DATASET.
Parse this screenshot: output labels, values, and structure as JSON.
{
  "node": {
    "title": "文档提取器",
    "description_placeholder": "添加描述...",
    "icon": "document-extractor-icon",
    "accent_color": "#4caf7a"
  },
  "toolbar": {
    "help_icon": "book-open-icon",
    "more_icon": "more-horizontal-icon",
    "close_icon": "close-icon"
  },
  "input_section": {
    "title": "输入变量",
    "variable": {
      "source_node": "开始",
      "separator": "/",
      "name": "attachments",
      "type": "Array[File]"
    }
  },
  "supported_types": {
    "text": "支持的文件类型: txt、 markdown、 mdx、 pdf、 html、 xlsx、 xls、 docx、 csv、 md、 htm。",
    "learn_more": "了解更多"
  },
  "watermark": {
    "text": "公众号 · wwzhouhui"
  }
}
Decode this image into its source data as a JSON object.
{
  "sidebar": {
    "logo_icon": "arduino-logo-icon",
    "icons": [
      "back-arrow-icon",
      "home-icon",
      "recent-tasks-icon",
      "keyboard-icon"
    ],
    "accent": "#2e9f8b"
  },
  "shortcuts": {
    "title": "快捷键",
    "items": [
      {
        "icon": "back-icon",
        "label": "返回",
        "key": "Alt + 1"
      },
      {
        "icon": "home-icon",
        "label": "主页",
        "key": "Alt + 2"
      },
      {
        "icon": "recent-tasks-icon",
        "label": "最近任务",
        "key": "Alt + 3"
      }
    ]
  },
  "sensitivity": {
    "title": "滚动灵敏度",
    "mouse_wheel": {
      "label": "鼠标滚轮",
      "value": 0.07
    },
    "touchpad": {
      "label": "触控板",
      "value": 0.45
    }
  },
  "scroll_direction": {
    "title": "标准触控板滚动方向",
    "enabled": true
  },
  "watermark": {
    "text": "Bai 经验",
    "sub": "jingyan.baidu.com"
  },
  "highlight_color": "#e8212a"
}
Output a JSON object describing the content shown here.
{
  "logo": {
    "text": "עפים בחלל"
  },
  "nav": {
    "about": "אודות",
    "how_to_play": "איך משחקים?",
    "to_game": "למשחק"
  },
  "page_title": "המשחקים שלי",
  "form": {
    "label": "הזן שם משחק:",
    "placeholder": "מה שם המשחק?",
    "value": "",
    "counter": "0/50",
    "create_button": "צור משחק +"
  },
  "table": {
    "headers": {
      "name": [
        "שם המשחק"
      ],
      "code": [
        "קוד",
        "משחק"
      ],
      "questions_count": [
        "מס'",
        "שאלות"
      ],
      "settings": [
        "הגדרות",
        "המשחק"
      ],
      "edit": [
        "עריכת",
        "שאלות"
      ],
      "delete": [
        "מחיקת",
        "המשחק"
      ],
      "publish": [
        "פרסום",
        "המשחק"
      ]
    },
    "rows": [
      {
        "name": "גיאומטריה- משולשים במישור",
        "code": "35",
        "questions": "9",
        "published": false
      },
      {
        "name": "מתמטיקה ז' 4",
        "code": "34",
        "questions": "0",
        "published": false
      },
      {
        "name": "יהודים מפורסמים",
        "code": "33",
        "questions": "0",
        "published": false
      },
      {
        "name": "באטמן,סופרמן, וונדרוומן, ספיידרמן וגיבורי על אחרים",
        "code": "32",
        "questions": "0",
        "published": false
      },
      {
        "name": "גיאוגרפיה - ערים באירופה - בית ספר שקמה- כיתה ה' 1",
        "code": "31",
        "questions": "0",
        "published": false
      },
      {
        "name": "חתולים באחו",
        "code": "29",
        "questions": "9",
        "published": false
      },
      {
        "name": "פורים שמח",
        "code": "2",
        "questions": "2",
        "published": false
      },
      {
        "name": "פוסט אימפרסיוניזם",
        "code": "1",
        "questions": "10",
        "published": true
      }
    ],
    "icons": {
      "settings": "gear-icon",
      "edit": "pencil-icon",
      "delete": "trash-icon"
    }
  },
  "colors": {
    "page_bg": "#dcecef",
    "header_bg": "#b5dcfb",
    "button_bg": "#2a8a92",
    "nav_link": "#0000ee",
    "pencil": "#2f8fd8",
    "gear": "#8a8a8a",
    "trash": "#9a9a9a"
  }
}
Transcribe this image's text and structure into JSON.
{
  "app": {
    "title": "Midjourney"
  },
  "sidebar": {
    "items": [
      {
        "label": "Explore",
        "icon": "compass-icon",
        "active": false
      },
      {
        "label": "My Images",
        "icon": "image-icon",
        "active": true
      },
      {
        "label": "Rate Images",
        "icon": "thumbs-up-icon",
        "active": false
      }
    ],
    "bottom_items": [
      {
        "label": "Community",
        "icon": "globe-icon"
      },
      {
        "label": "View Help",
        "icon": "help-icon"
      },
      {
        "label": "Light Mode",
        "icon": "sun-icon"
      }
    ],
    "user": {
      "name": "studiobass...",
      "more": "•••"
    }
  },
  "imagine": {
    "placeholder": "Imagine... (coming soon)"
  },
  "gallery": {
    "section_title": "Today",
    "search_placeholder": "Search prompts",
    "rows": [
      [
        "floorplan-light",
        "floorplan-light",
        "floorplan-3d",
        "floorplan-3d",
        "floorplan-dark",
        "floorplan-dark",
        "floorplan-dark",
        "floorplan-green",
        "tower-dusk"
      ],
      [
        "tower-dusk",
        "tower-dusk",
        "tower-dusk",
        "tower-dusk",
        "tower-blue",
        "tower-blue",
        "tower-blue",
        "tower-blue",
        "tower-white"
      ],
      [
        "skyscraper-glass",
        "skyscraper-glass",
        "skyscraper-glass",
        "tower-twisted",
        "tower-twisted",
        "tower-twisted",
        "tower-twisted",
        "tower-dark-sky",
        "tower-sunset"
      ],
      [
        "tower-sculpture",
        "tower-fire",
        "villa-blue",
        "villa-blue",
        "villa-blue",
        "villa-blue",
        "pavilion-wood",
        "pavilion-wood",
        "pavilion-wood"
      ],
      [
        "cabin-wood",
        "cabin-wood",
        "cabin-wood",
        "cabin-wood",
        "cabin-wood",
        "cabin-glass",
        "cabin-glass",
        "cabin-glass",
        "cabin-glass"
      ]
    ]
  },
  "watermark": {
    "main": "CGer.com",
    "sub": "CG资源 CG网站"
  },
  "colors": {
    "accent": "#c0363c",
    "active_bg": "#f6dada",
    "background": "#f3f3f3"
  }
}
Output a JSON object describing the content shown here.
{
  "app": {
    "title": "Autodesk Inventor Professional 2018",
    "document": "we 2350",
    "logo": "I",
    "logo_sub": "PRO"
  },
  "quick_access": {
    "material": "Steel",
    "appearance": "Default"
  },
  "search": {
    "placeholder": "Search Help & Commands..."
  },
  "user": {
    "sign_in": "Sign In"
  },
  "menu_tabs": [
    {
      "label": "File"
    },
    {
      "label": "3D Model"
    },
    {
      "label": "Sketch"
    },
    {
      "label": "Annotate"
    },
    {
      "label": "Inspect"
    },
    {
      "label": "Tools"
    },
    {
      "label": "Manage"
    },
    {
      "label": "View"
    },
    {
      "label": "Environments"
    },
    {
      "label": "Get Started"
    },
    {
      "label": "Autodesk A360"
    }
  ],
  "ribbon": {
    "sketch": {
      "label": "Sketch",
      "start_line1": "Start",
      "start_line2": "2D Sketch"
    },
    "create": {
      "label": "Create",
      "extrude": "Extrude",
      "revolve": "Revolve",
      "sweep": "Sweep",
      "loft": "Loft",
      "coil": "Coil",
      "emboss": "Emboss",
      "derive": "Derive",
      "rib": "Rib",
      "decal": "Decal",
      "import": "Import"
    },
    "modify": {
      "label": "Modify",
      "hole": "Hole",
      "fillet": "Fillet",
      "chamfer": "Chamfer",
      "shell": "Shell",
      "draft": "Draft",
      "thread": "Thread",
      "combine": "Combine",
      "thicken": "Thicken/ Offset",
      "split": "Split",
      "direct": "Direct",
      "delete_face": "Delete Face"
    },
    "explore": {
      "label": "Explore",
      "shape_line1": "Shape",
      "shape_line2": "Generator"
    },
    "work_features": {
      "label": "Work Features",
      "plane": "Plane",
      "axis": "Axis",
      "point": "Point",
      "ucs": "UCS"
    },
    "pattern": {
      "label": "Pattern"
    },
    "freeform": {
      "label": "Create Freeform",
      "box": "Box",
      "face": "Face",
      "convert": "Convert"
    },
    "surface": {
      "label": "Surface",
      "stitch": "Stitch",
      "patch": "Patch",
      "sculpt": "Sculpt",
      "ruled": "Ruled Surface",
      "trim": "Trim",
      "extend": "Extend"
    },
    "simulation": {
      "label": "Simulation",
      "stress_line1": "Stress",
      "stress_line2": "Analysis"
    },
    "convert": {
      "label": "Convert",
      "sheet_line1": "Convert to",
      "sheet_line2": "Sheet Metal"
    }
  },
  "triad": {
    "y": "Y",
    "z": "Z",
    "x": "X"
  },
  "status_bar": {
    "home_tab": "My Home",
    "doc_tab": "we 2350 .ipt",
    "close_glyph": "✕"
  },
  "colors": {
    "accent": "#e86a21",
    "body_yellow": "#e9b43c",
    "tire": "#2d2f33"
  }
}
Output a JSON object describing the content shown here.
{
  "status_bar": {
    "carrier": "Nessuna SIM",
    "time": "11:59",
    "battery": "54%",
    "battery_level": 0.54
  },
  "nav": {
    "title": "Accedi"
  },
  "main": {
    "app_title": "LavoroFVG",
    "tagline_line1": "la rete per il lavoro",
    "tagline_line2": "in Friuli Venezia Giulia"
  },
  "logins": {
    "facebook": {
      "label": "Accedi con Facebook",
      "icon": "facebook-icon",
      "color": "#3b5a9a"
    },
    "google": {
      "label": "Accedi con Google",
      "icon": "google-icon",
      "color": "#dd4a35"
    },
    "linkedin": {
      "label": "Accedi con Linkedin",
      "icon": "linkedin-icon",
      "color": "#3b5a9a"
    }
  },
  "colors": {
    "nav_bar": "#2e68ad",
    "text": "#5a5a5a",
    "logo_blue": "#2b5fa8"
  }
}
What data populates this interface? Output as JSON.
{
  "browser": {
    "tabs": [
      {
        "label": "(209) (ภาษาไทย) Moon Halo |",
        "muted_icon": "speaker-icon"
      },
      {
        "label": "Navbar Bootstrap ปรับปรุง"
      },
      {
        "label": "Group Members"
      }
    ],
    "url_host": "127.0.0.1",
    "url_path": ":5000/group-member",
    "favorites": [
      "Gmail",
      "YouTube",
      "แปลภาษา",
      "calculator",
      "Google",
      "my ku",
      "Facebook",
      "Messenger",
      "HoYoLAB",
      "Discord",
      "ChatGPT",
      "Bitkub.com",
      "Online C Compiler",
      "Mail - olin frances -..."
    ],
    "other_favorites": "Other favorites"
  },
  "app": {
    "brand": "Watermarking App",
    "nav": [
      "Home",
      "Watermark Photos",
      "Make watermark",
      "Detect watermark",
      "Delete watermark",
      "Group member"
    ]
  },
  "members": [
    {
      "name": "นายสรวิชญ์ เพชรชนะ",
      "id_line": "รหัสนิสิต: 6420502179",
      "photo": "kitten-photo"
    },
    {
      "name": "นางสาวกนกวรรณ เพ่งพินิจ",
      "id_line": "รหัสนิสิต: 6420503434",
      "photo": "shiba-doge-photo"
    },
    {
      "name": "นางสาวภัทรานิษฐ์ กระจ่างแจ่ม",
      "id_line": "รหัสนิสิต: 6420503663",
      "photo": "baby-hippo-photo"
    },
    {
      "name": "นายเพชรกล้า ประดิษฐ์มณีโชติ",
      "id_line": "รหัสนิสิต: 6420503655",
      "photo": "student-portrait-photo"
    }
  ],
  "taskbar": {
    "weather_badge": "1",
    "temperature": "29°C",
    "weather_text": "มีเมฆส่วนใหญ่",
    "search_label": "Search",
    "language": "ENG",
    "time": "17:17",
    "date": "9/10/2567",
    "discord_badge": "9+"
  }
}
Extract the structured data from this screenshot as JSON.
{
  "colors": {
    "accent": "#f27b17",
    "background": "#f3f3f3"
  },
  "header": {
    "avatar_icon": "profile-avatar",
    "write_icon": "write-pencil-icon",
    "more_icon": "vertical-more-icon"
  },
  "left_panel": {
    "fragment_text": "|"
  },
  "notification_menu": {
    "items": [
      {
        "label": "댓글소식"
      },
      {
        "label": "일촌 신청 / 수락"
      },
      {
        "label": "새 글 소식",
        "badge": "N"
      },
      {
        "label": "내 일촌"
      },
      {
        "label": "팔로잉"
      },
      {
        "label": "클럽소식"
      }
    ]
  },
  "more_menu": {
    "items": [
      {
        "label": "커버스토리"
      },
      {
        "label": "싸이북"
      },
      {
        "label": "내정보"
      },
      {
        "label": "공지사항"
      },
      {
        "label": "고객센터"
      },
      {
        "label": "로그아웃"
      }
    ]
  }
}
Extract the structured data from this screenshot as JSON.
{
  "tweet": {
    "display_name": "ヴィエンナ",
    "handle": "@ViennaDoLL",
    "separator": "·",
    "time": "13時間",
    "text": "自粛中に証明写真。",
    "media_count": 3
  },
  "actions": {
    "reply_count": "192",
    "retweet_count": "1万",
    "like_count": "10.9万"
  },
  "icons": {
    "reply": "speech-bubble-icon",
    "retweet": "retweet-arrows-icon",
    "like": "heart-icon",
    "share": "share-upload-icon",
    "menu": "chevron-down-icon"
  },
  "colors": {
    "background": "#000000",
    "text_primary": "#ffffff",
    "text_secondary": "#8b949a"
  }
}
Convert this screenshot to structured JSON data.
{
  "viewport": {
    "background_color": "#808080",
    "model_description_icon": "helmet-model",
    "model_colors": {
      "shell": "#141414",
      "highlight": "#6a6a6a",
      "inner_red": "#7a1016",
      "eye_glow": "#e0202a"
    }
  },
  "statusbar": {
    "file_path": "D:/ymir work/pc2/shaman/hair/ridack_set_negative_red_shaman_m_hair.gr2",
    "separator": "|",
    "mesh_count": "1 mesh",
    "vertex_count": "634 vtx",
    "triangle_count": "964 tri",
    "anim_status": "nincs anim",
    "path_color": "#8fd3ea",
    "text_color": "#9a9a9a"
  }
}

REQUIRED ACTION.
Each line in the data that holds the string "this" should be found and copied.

EXPECTED ANSWER.
Parse this screenshot: output labels, values, and structure as JSON.
Decode this image into its source data as a JSON object.
Transcribe this image's text and structure into JSON.
What data populates this interface? Output as JSON.
Extract the structured data from this screenshot as JSON.
Extract the structured data from this screenshot as JSON.
Convert this screenshot to structured JSON data.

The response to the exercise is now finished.